Cocoa: Stopping dementia in its tracks (or possibly not)

This morning I heard of a study which had found that drinking hot chocolate regularly could stop older people from developing dementia. The study, run by a team from Harvard, suggests that cocoa improved blood flow to the brain, resulting in better scores on tasks designed to assess memory. I duly had a look at the paper, published in Neurology.

The study was designed to investigate the effect of cocoa on neural coupling, which refers to the relationship between neural activity and cerebral blood flow. Sixty people were included in the study: half were given two cups of high-flavanol (an antioxidant) cocoa each day and the rest were given low-flavanol cocoa. A number of cognitive assessments were carried out, many of which are also used by clinicians in cases where dementia is suspected. The Mini Mental State Examination (MMSE), for example, assesses cognitive functioning in a range of domains, as does the Trail-Making Test. After 30 days of prescribed cocoa-drinking, the cognitive tests were repeated and a significant improvement was observed on one of them (the Trail-Making Test B). There were no differences reported between the groups, i.e. Trails B scores improved regardless of the quantity of flavanol ingested and no other significant improvements were observed in either group.

Like all studies, this one has its limitations. Whilst it’s a positive that the authors split the sample in half and gave them different quantities of flavanol, it’s usually the case that you have an ‘intervention’ group and a ‘control’ group. In this case, you would have had those who took cocoa for 30 days, perhaps splitting them to take different quantities of flavanol, but you would also have had a similar group – matched for age, gender and health – who took no cocoa. They would be your ‘controls’. That way, you can compare scores across all these individuals at baseline and the end of treatment (in this case end of cocoa) and compare them. The advantage of doing this is that you can see if the improvement was associated with the cocoa or if it was simply a spontaneous improvement which was also observed in the control group.

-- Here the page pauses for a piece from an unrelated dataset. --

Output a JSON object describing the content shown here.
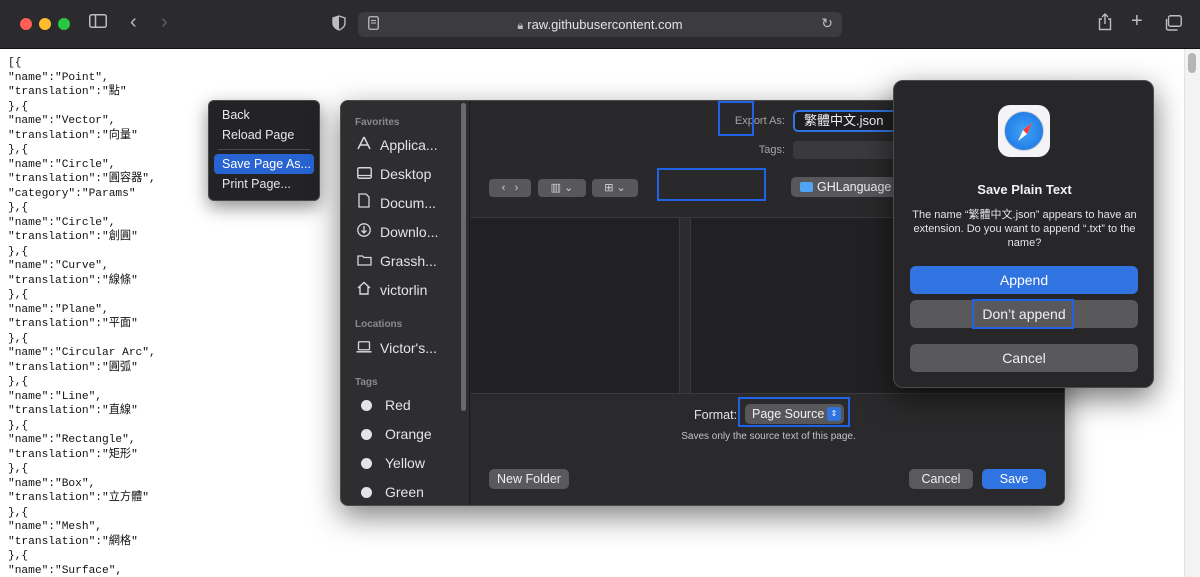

In this study, there was no control group, so it’s difficult to presume that the observed improvement was due to taking cocoa. In any case, an improvement on one test of cognitive function may be interesting, but it won’t necessarily have any real-world impact. The Trail-Making Test assesses a range of functions, but the test is the sort of thing we use clinically, it’s not something you would have much cause to do in daily life. It’s a bit like the Brain Training games which teach you to remember long lists of words – your skills in that domain may improve, but realistically that’s only useful if you want to be able to recite your shopping list verbatim at any moment. I’d be more excited if the improvement had been seen on the MMSE since that is a much more global test of functioning. As it is, this was a small study which didn’t have a control condition and that seriously limits the extent to which we can draw conclusions from the findings. If you’re considering stocking up on the Green and Blacks simply to stave off dementia, I’d think again.